Requirement
Exclude all pictures from your copy of the data below, which should otherwise match exactly.

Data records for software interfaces

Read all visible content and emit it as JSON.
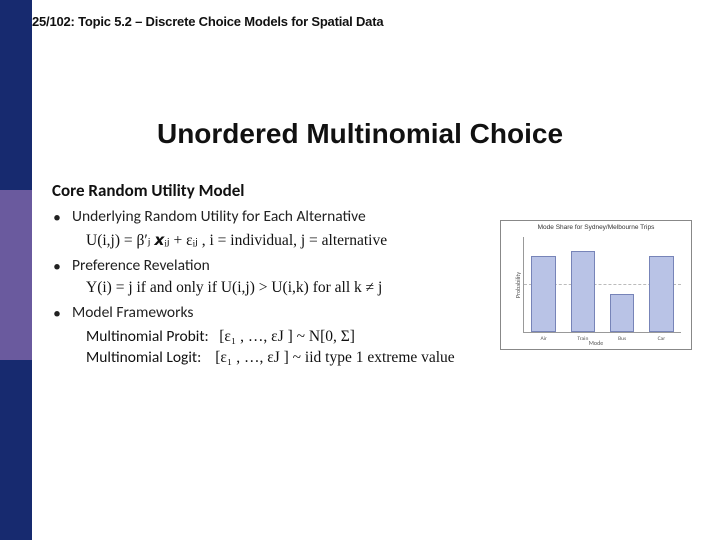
{
  "header": "25/102: Topic 5.2 – Discrete Choice Models for Spatial Data",
  "title": "Unordered Multinomial Choice",
  "section_head": "Core Random Utility Model",
  "bullets": {
    "b1": "Underlying Random Utility for Each Alternative",
    "b1_formula": "U(i,j) = β′ⱼ 𝙭ᵢⱼ + εᵢⱼ ,  i = individual, j = alternative",
    "b2": "Preference Revelation",
    "b2_formula": "Y(i) = j if and only if U(i,j) > U(i,k) for all k ≠ j",
    "b3": "Model Frameworks",
    "b3_line1_label": "Multinomial Probit:",
    "b3_line1_rhs": "[ε₁ , …, εJ ] ~ N[0, Σ]",
    "b3_line2_label": "Multinomial Logit:",
    "b3_line2_rhs": "[ε₁ , …, εJ ] ~ iid type 1 extreme value"
  },
  "chart_data": {
    "type": "bar",
    "title": "Mode Share for Sydney/Melbourne Trips",
    "xlabel": "Mode",
    "ylabel": "Probability",
    "ylim": [
      0,
      0.35
    ],
    "categories": [
      "Air",
      "Train",
      "Bus",
      "Car"
    ],
    "values": [
      0.28,
      0.3,
      0.14,
      0.28
    ],
    "bar_color": "#b9c3e6"
  }
}
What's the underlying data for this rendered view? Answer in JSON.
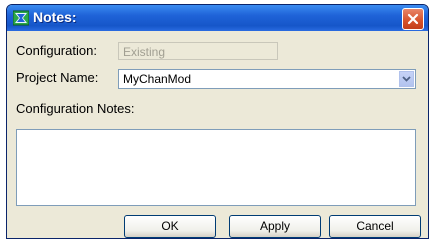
{
  "window": {
    "title": "Notes:"
  },
  "form": {
    "configuration_label": "Configuration:",
    "configuration_value": "Existing",
    "project_name_label": "Project Name:",
    "project_name_value": "MyChanMod",
    "notes_label": "Configuration Notes:",
    "notes_value": ""
  },
  "buttons": {
    "ok": "OK",
    "apply": "Apply",
    "cancel": "Cancel"
  },
  "icons": {
    "app": "notes-app-icon",
    "close": "close-icon",
    "dropdown": "chevron-down-icon"
  },
  "colors": {
    "titlebar": "#1f63d8",
    "close": "#d6512a",
    "dialog_bg": "#ece9d8",
    "field_border": "#7f9db9"
  }
}
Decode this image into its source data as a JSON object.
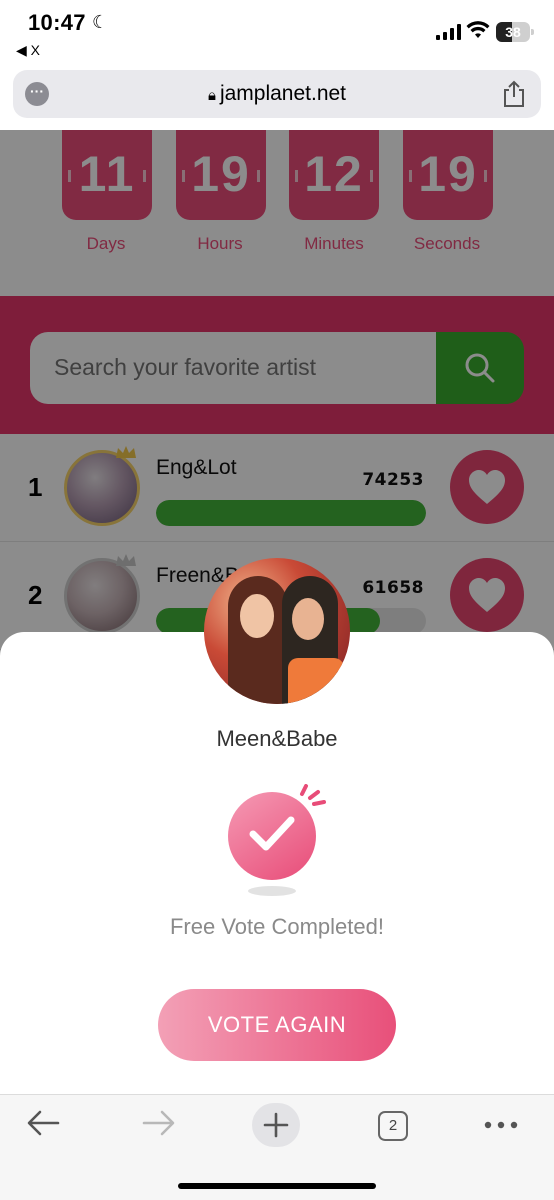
{
  "status_bar": {
    "time": "10:47",
    "back_app": "◀ X",
    "battery": "38"
  },
  "browser": {
    "url": "jamplanet.net"
  },
  "countdown": {
    "units": [
      {
        "value": "11",
        "label": "Days"
      },
      {
        "value": "19",
        "label": "Hours"
      },
      {
        "value": "12",
        "label": "Minutes"
      },
      {
        "value": "19",
        "label": "Seconds"
      }
    ]
  },
  "search": {
    "placeholder": "Search your favorite artist"
  },
  "leaderboard": {
    "rows": [
      {
        "rank": "1",
        "name": "Eng&Lot",
        "votes": "74253",
        "progress": 1.0
      },
      {
        "rank": "2",
        "name": "Freen&B",
        "votes": "61658",
        "progress": 0.83
      }
    ]
  },
  "modal": {
    "artist_name": "Meen&Babe",
    "status_message": "Free Vote Completed!",
    "action_label": "VOTE AGAIN"
  },
  "toolbar": {
    "tab_count": "2"
  },
  "colors": {
    "brand_pink": "#e8456f",
    "search_green": "#3aac2e",
    "progress_green": "#43b33a"
  }
}
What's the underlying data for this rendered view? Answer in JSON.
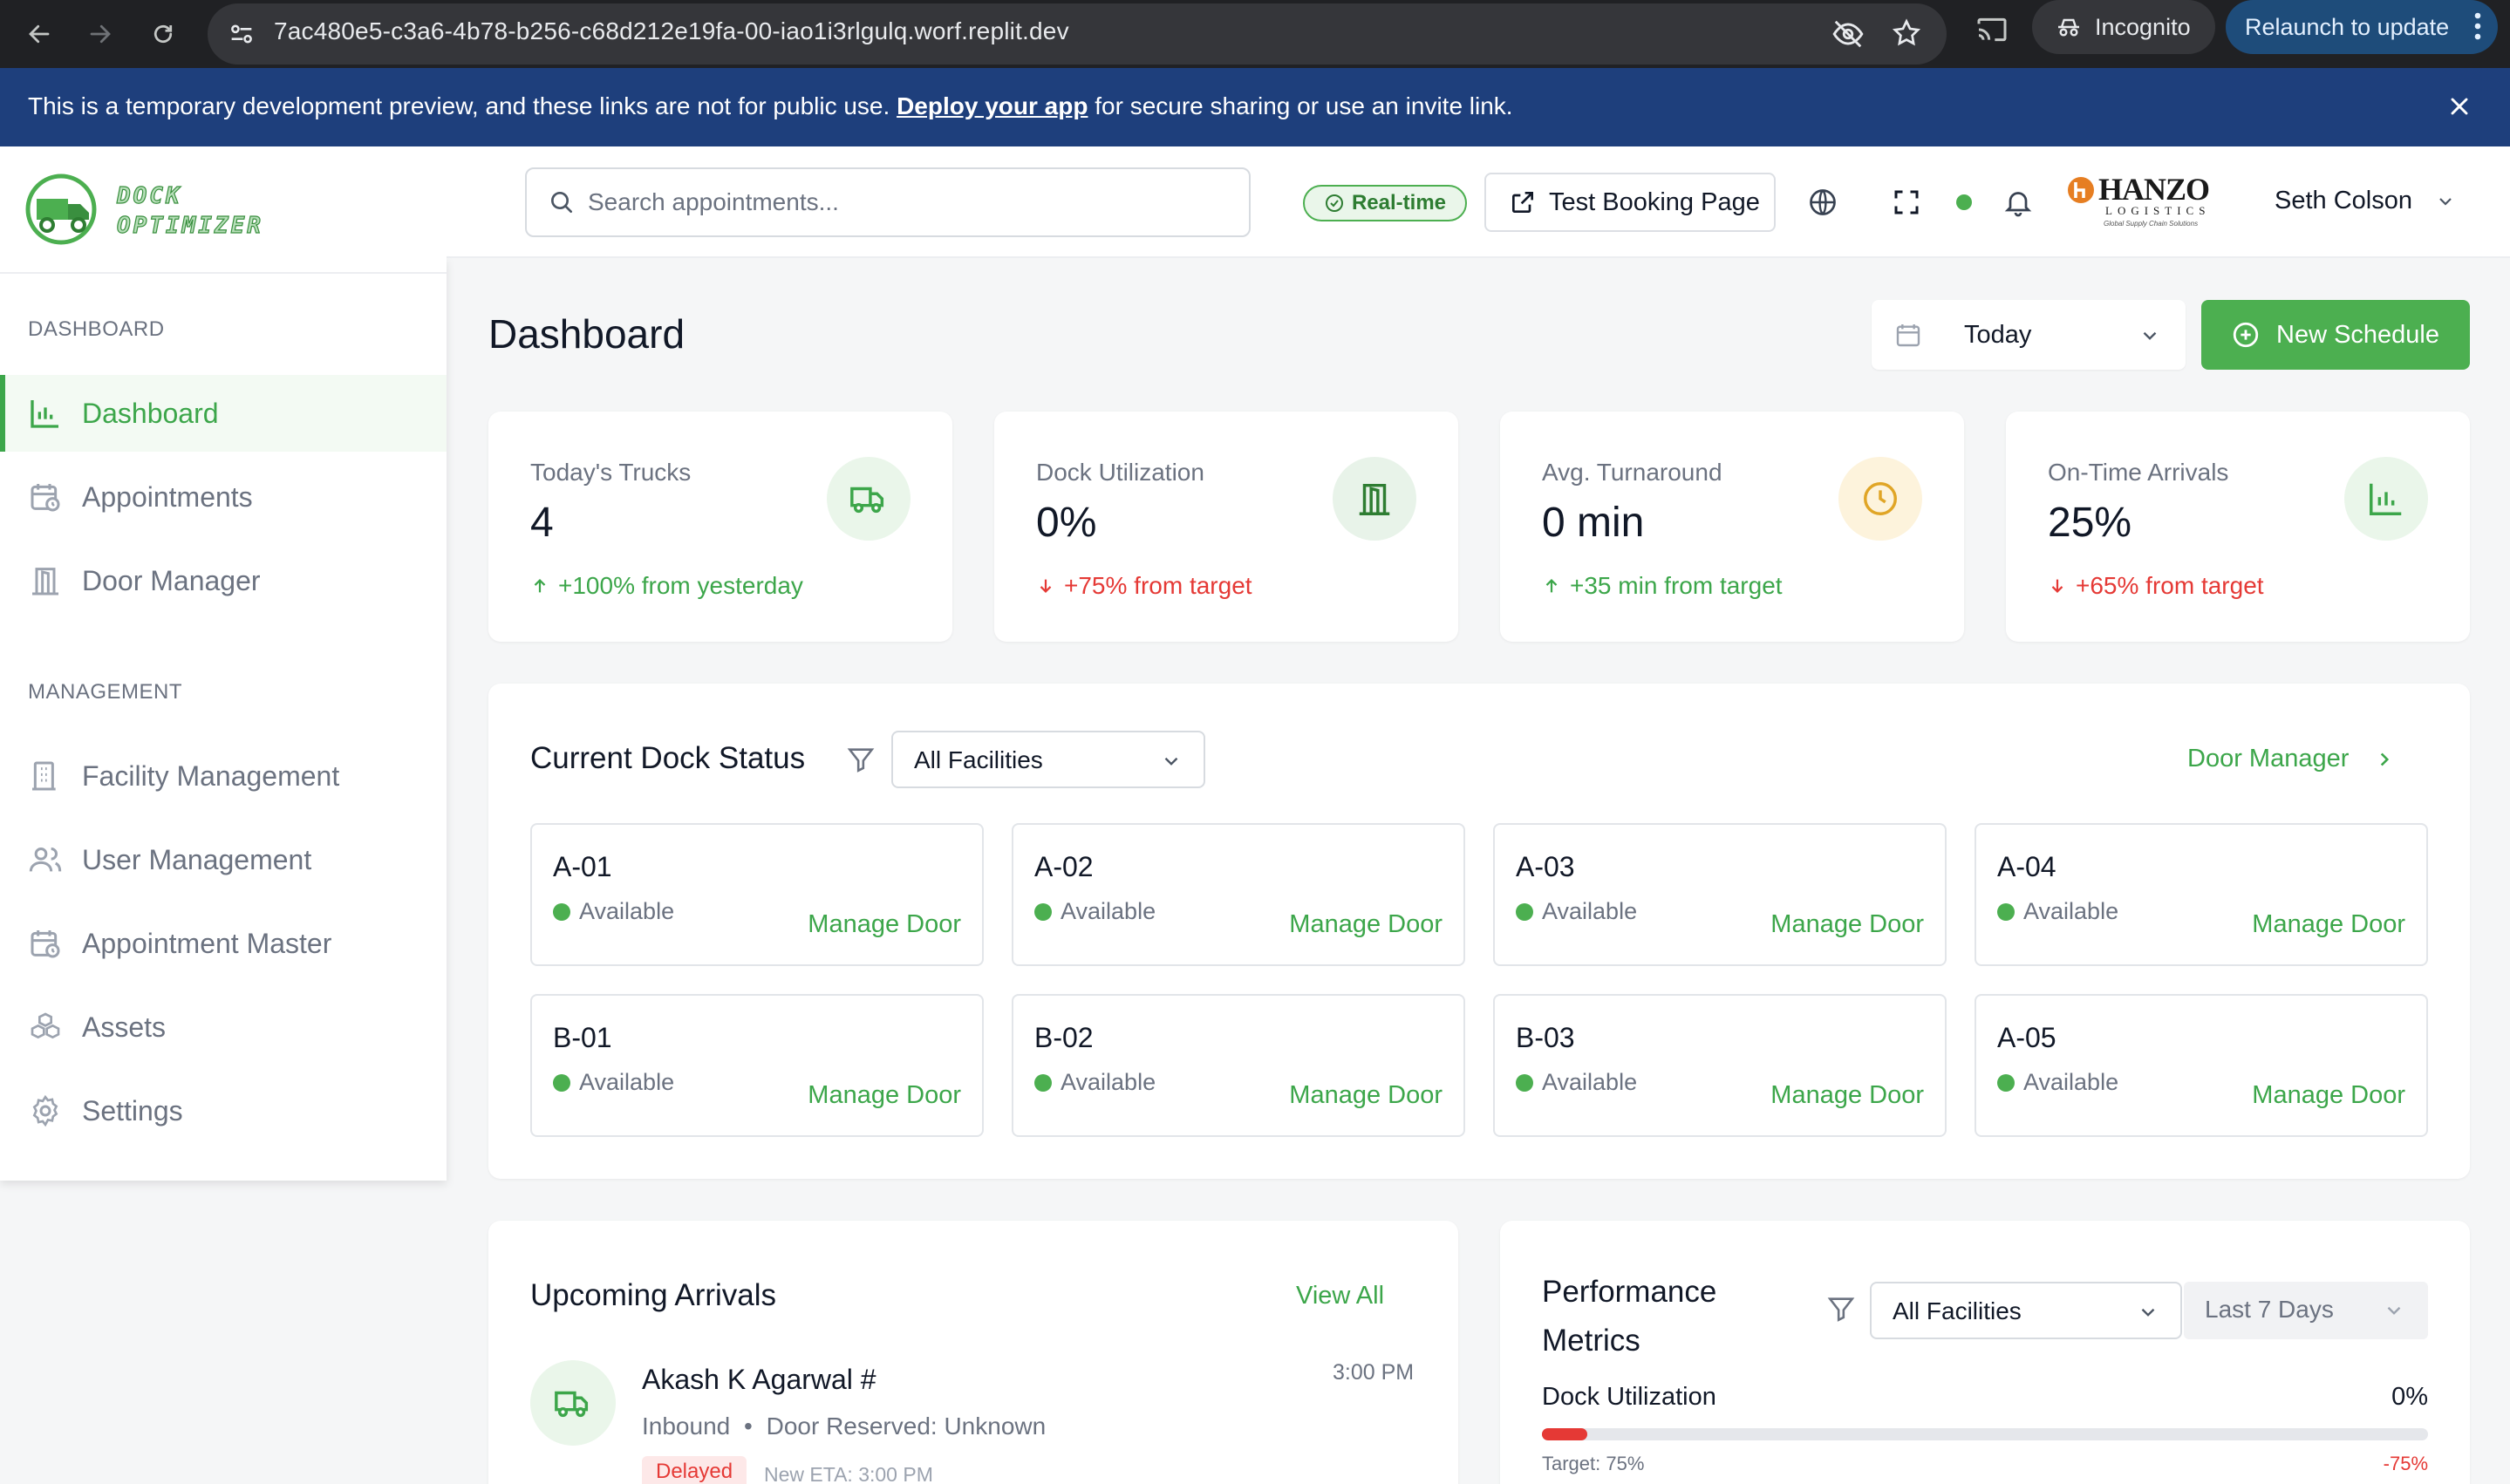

Finished task
Read all visible content and emit it as JSON.
{
  "header": "25/102: Topic 5.2 – Discrete Choice Models for Spatial Data",
  "title": "Unordered Multinomial Choice",
  "section_head": "Core Random Utility Model",
  "bullets": {
    "b1": "Underlying Random Utility for Each Alternative",
    "b1_formula": "U(i,j) = β′ⱼ 𝙭ᵢⱼ + εᵢⱼ ,  i = individual, j = alternative",
    "b2": "Preference Revelation",
    "b2_formula": "Y(i) = j if and only if U(i,j) > U(i,k) for all k ≠ j",
    "b3": "Model Frameworks",
    "b3_line1_label": "Multinomial Probit:",
    "b3_line1_rhs": "[ε₁ , …, εJ ] ~ N[0, Σ]",
    "b3_line2_label": "Multinomial Logit:",
    "b3_line2_rhs": "[ε₁ , …, εJ ] ~ iid type 1 extreme value"
  },
  "chart_data": {
    "type": "bar",
    "title": "Mode Share for Sydney/Melbourne Trips",
    "xlabel": "Mode",
    "ylabel": "Probability",
    "ylim": [
      0,
      0.35
    ],
    "categories": [
      "Air",
      "Train",
      "Bus",
      "Car"
    ],
    "values": [
      0.28,
      0.3,
      0.14,
      0.28
    ],
    "bar_color": "#b9c3e6"
  }
}
What's the underlying data for this rendered view? Answer in JSON.
{
  "window": {
    "title": "Notes:"
  },
  "form": {
    "configuration_label": "Configuration:",
    "configuration_value": "Existing",
    "project_name_label": "Project Name:",
    "project_name_value": "MyChanMod",
    "notes_label": "Configuration Notes:",
    "notes_value": ""
  },
  "buttons": {
    "ok": "OK",
    "apply": "Apply",
    "cancel": "Cancel"
  },
  "icons": {
    "app": "notes-app-icon",
    "close": "close-icon",
    "dropdown": "chevron-down-icon"
  },
  "colors": {
    "titlebar": "#1f63d8",
    "close": "#d6512a",
    "dialog_bg": "#ece9d8",
    "field_border": "#7f9db9"
  }
}
Decode this image into its source data as a JSON object.
{
  "status_bar": {
    "time": "10:47",
    "back_app": "◀ X",
    "battery": "38"
  },
  "browser": {
    "url": "jamplanet.net"
  },
  "countdown": {
    "units": [
      {
        "value": "11",
        "label": "Days"
      },
      {
        "value": "19",
        "label": "Hours"
      },
      {
        "value": "12",
        "label": "Minutes"
      },
      {
        "value": "19",
        "label": "Seconds"
      }
    ]
  },
  "search": {
    "placeholder": "Search your favorite artist"
  },
  "leaderboard": {
    "rows": [
      {
        "rank": "1",
        "name": "Eng&Lot",
        "votes": "74253",
        "progress": 1.0
      },
      {
        "rank": "2",
        "name": "Freen&B",
        "votes": "61658",
        "progress": 0.83
      }
    ]
  },
  "modal": {
    "artist_name": "Meen&Babe",
    "status_message": "Free Vote Completed!",
    "action_label": "VOTE AGAIN"
  },
  "toolbar": {
    "tab_count": "2"
  },
  "colors": {
    "brand_pink": "#e8456f",
    "search_green": "#3aac2e",
    "progress_green": "#43b33a"
  }
}
What's the underlying data for this rendered view? Answer in JSON.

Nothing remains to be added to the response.